One key factor is the value of available tax deductions. It would help if you also determined how long you need the equipment. For example, do you plan to upgrade every few years? This helpful equipment buy vs. lease calculator guide can help you compare amounts and determine what is best for your company.

Here are some considerations to help you crunch the numbers.

Leasing

Leasing business equipment can help you preserve capital and have more options, but it can also cost you more in the long run.

Pros

  • Lease payments are often tax-deductible as an operational expense, reducing the cost of your lease.
  • With predictable payments, you can budget accordingly and stretch funds further.
  • You can usually expand your equipment options since up-front cost is not a factor.
  • The leasing company generally handles repairs due to normal wear and tear so that you can avoid these additional costs.
  • You can get a feel for the equipment before fully committing.
  • You can avoid obsolescence and upgrade to high-tech equipment more quickly
  • While the numbers may indicate that you will pay more in the long run, when you consider all of the variables involved (repairs if owned), this may not be true. 

Cons 

  • When you no longer need the equipment, you won’t have equity, and therefore no return on the investment.
  • Sometimes the length of the lease may surpass your needs.
  • You may experience hassles or delays with the leasing company when you need repairs.
  • Limited product selection or availability is more limited than what’s offered on the open market.
  • Lease payments create a drag on earnings, which could negatively impact operating success metrics, e.g., earnings before interest taxes and depreciation (EBITDA). 

Buying 

Ownership can provide valuable tax breaks and be more cost-effective, but you have to make a large investment. 

Pros 

  • Tax incentives under Section 179 and bonus depreciation of the IRS Tax Code are greater for purchasing, but there are changes to the deductions under the Tax Cuts and Jobs Act. However, if the equipment fails to qualify under the code, you may be able to apply a depreciation deduction.
  • If you plan to have the equipment for a long time, it probably is more cost-effective to buy.
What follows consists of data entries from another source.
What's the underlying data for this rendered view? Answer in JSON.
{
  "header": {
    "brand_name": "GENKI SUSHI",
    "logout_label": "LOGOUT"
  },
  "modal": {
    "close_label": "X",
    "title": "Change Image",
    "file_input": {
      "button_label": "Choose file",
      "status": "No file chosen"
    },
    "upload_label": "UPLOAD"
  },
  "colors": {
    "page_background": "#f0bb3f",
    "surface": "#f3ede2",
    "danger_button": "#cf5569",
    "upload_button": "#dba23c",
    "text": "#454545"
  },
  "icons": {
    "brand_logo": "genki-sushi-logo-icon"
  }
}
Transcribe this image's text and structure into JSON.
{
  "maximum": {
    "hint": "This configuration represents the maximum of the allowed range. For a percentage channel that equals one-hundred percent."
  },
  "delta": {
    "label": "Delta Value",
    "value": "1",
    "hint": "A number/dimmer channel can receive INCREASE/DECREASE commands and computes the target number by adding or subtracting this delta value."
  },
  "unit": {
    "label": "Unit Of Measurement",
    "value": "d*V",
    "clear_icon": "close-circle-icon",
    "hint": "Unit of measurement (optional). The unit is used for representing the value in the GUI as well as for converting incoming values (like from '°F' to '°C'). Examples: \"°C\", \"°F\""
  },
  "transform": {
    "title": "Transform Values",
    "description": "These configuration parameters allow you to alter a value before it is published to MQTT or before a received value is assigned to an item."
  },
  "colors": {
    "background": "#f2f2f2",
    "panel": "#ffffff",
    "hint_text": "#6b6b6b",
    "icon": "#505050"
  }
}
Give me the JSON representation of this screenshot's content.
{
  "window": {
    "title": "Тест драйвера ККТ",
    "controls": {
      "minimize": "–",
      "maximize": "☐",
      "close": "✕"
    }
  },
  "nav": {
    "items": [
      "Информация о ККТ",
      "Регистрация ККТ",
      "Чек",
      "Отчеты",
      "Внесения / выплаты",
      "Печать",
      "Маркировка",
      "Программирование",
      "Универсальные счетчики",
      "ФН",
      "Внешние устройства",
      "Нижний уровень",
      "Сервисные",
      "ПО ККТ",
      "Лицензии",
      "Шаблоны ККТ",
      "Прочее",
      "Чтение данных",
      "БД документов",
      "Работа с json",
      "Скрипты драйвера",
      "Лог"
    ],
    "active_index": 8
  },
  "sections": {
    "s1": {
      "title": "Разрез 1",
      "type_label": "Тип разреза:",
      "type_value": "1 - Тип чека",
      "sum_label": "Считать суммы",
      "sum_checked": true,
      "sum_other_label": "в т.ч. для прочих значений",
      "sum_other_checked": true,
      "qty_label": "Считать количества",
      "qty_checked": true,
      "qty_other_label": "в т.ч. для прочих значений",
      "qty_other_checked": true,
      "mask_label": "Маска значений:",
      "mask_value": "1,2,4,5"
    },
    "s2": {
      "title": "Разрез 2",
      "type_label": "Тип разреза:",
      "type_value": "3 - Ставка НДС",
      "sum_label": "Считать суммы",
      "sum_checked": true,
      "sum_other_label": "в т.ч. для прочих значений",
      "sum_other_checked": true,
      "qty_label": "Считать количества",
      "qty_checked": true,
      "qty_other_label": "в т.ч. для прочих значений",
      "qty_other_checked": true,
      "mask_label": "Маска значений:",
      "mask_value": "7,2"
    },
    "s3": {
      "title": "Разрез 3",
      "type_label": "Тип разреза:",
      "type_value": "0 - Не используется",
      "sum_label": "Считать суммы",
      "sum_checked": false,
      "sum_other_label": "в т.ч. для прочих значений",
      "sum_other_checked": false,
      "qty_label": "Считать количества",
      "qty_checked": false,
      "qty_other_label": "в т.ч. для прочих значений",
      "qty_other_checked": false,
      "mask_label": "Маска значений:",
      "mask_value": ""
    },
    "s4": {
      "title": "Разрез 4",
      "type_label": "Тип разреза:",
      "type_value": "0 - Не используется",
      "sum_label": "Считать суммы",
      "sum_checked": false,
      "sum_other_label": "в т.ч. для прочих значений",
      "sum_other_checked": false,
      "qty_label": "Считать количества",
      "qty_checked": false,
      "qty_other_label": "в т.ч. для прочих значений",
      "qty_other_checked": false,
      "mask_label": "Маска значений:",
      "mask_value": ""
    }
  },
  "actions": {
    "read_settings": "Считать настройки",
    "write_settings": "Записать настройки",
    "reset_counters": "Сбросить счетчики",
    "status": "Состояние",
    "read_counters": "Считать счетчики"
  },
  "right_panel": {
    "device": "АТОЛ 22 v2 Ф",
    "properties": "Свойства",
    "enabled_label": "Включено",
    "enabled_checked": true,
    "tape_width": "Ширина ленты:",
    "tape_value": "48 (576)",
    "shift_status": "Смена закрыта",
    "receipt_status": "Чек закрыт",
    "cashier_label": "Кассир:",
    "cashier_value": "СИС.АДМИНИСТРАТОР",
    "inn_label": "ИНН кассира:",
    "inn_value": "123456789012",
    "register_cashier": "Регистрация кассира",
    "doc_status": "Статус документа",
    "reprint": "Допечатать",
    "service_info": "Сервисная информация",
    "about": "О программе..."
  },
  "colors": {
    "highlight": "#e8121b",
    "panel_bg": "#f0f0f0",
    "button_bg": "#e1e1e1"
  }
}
In other words, if you are considering keeping a car for more than 100,000 miles, why lease it?
  • You may be able to find a financing option that uses the purchased equipment as collateral to attain a low-interest 

Cons 

  • You may find yourself settling for a lower-cost option than you would when leasing, given the large lump sum.
  • If the equipment breaks, you won’t be able to return it; pay attention to the warranty to see what it covers and for what length of time.
  • You’ll have a large expense on your line of credit, which may limit funding options for other necessary expenses. 

You will also need to consider the revenue generated by the equipment you lease or buy. What is its useful shelf life and what are the other costs associated with its use? Moreover, just as with a car, it may be possible to negotiate a purchase option for the equipment. For example, you could credit the lease payment towards the purchase price. 

New Lease Accounting Standard

No discussion about leasing equipment is complete without mention of the new lease accounting rules that will become effective for private companies in 2020. Known as ASC 842, the new standard will significantly change the way in which lessees and lessors account for leases. The purpose and intent of this pronouncement is to increase transparency and comparability among organizations and improve financial reporting. 

The new standard will require businesses to recognize lease assets and lease liabilities (whether financing or operating leases) on the balance sheet, and to disclose key information about leasing arrangements.

Do you have questions about buying versus leasing equipment, or the new leasing accounting standard? For more information, please contact Kevin Harris, CPA, at 214-365-2473, or use the contact form below. Learn more about the Manufacturing and Distribution Services Group at Goldin Peiser & Peiser.

Note: This content is accurate as of the date published above and is subject to change. Please seek professional advice before acting on any matter contained in this article.

Topics: Manufacturing